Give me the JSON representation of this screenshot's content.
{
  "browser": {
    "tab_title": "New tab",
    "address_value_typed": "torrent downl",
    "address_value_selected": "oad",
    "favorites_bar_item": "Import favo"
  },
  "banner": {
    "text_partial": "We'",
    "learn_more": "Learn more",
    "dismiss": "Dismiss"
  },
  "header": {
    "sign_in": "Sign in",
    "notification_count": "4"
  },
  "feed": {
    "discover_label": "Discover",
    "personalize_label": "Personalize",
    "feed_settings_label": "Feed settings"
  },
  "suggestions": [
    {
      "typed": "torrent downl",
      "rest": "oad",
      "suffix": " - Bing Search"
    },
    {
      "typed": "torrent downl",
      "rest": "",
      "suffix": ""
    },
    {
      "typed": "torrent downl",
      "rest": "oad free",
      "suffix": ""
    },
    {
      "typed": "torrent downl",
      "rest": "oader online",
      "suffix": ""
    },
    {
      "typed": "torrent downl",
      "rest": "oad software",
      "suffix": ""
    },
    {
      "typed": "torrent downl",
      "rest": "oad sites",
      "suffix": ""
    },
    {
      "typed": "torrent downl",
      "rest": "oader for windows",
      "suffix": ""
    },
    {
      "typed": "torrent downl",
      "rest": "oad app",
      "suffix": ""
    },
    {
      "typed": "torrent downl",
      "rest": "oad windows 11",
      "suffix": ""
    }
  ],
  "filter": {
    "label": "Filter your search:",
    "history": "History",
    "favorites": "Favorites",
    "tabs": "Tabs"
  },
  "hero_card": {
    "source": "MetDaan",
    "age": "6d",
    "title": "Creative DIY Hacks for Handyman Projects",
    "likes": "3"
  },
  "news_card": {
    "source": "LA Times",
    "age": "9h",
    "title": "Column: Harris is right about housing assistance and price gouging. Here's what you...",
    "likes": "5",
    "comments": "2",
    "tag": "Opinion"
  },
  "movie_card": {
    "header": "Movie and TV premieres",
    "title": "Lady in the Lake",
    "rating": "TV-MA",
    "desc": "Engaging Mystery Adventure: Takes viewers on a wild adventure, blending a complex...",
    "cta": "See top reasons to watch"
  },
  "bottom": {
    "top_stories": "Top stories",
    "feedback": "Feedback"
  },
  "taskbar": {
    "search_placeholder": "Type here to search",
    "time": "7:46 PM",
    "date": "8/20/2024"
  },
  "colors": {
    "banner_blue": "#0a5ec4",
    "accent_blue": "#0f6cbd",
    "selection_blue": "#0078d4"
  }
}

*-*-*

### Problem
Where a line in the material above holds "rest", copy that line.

### Exercise output
      "rest": "oad",
      "rest": "",
      "rest": "oad free",
      "rest": "oader online",
      "rest": "oad software",
      "rest": "oad sites",
      "rest": "oader for windows",
      "rest": "oad app",
      "rest": "oad windows 11",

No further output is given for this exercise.